“You’ve changed the whole slogan! The toucan bit is totally inside out!”
“But it sounds so much better, Sally.”
“And what do we do about the bird, Mr Dynamo?”
“Jesus, Sally, do I have to think of everything myself? Can too? Inside out ‘too can’? Make the bloody bird inside out as well!”
Sally took a good long look at the board. “Can too. Cantou. I can see that fitting.”
“It could work,” said Henry.
“I like it already,” said Maud.
“I’ll get the art department on the phone right now,” said Sally.
Mr Dynamo beamed and rubbed his hands together some more.
David Jones and his two children walked into the Bickington Motor Showroom on a Saturday morning. Mr Jones had been looking forward to getting a new car and had decided that the time was finally right. He’d brought the kids along because they were excited by the idea too. Sarah, six, wanted to try out the stereo to make sure it was to her liking and Tim, four, just wanted to see the “house full of cars.” Delightful children, Mr Jones thought, they’re allowed a treat.
The dealer saw them walk in, adjusted his smile and headed out to greet them. “Hello, sir! Welcome to Bickington Motor Showroom. How can I help you today?”
“Hi. I’m looking to buy a new car but I mostly wanted to talk about financial plans today. I think I’ve got a good idea of the model I’m after. Not sure about some of the extras though.”
“Excellent! You can take a look in person while you’re here then and get everything sorted. I’m not a fan of some of the extras myself, but some are truly invaluable. I almost think we shouldn’t sell the cars without them a-hah! We’ve got some great payment plans too. Are these your children?”
“Yeah, I promised I’d bring them along.”
“Wonderful! I think we’ve got something here that they might like. Have you heard about our new mascot?”
“No. No, I haven’t.”
“Perfect! Well, the kids are sure to love him. He’s very family friendly. We can talk finances in one of the offices over here whilst they have a play,” the dealer then called out towards one of the back rooms, “why don’t you come out here, Ian? Kids, I’d like you to meet Ian, the Inside-Out Toucan!”
Emerging from the back room came a pink and red, glistening abomination. Muscles twitched with each faltering step. The beak was cracked and broken, pointing at odd angles. Bits hung off it and made wet slaps each time they bounced off each other. There was no face and no real detail, just a shambling mass of meat, veins and nerves, wrapped around a grotesque humanoid shape, but with huge sheets of pale, translucent skin where its arms should have been. The bright neon lighting shone through them, silhouetting the network of blood vessels that ran through each perfectly and casting a half-shadow on the floor.
“Jesus Christ!” yelled David. Tim hadn’t noticed, but he turned around when his sister screamed and began bawling. Both of them ran to hide behind their father’s legs, pleading with him to help them. The thing continued towards them. “What the hell is that?”

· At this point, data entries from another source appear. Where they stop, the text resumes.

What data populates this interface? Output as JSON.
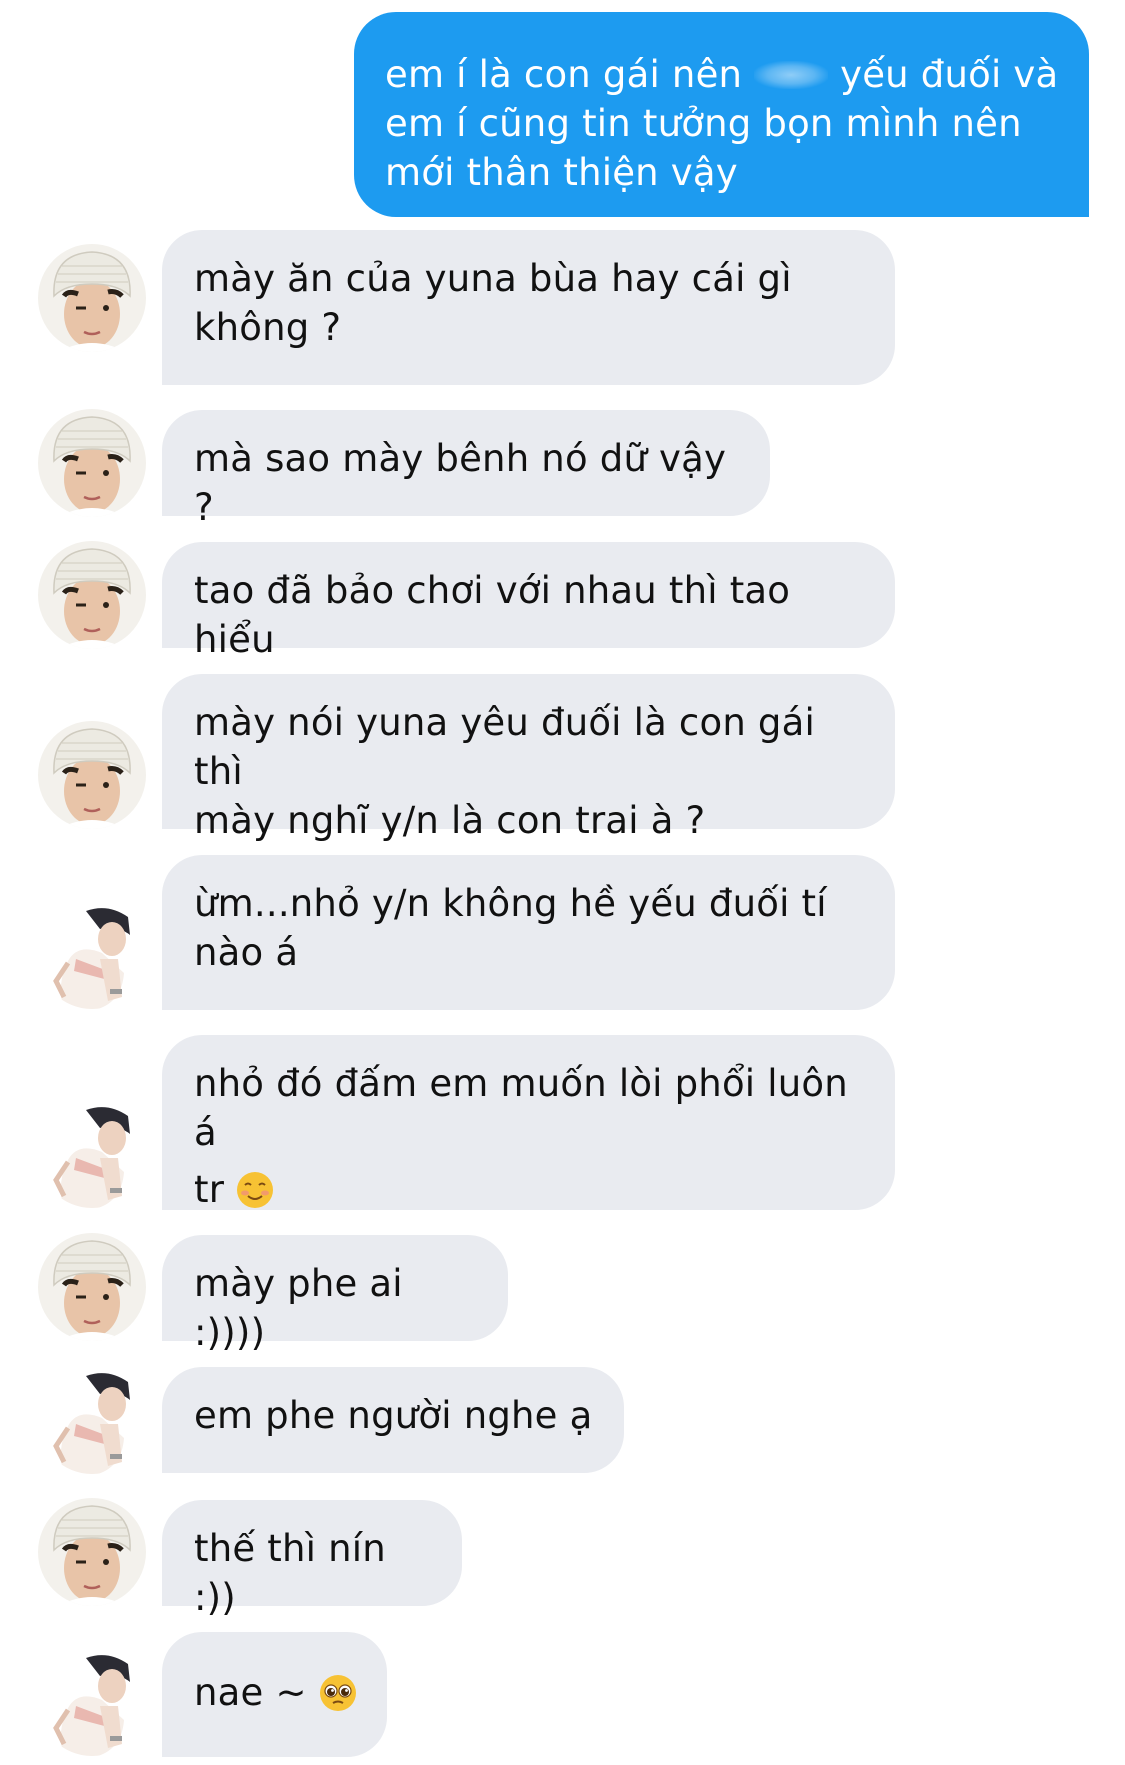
{
  "conversation": {
    "outgoing": {
      "line1_before": "em í là con gái nên",
      "line1_after": "yếu đuối và",
      "line2": "em í cũng tin tưởng bọn mình nên",
      "line3": "mới thân thiện vậy"
    },
    "messages": [
      {
        "sender": "beanie",
        "lines": [
          "mày ăn của yuna bùa hay cái gì",
          "không ?"
        ]
      },
      {
        "sender": "beanie",
        "lines": [
          "mà sao mày bênh nó dữ vậy ?"
        ]
      },
      {
        "sender": "beanie",
        "lines": [
          "tao đã bảo chơi với nhau thì tao hiểu"
        ]
      },
      {
        "sender": "beanie",
        "lines": [
          "mày nói yuna yêu đuối là con gái thì",
          "mày nghĩ y/n là con trai à ?"
        ]
      },
      {
        "sender": "posing",
        "lines": [
          "ừm...nhỏ y/n không hề yếu đuối tí",
          "nào á"
        ]
      },
      {
        "sender": "posing",
        "lines": [
          "nhỏ đó đấm em muốn lòi phổi luôn á",
          "tr"
        ],
        "emoji": "smiling-face-emoji"
      },
      {
        "sender": "beanie",
        "lines": [
          "mày phe ai :))))"
        ]
      },
      {
        "sender": "posing",
        "lines": [
          "em phe người nghe ạ"
        ]
      },
      {
        "sender": "beanie",
        "lines": [
          "thế thì nín :))"
        ]
      },
      {
        "sender": "posing",
        "lines": [
          "nae ~"
        ],
        "emoji": "pleading-face-emoji"
      }
    ]
  },
  "colors": {
    "outgoing_bubble": "#1d9bf0",
    "incoming_bubble": "#e9ebf0",
    "background": "#ffffff",
    "text_dark": "#111111",
    "text_light": "#ffffff"
  }
}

“That’s our mascot, Ian the Inside-Out Toucan.”
“Kids, we’re leaving. Hurry outside and get in the car.”
The dealer sighed as they ran out of the glass-fronted showroom. The toucan shuffled up next to him. “Forget it, Dave,” muttered the dealer dejectedly, “they’ve gone. Get back to the staff room and we’ll try it on the next ones instead.”